##### The input #####

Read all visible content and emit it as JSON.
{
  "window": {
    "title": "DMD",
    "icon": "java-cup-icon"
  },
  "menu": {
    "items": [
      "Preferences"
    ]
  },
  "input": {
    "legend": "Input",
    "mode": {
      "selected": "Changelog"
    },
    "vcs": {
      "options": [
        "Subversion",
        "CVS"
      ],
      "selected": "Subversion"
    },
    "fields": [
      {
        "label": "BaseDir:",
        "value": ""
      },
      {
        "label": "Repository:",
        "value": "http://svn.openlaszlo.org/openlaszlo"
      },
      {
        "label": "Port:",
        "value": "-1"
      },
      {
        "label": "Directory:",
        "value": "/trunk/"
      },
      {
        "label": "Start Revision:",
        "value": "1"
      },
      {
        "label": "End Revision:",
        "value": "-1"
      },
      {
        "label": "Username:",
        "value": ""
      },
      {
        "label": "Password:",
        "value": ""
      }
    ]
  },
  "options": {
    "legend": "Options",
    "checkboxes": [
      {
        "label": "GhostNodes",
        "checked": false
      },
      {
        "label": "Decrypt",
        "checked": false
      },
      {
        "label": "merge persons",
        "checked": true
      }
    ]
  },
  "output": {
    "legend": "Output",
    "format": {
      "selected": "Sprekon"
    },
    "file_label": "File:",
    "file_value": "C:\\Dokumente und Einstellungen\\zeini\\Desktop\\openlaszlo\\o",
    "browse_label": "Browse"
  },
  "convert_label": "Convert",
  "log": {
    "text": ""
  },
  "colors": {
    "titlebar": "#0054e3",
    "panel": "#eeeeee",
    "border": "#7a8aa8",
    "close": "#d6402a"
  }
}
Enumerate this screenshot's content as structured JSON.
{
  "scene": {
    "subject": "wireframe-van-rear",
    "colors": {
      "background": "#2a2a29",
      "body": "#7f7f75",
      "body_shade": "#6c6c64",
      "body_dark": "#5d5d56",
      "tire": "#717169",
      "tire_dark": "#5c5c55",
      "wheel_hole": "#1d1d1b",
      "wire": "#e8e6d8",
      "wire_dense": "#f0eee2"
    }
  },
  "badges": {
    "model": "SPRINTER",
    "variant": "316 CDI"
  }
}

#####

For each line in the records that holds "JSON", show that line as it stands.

Read all visible content and emit it as JSON.
Enumerate this screenshot's content as structured JSON.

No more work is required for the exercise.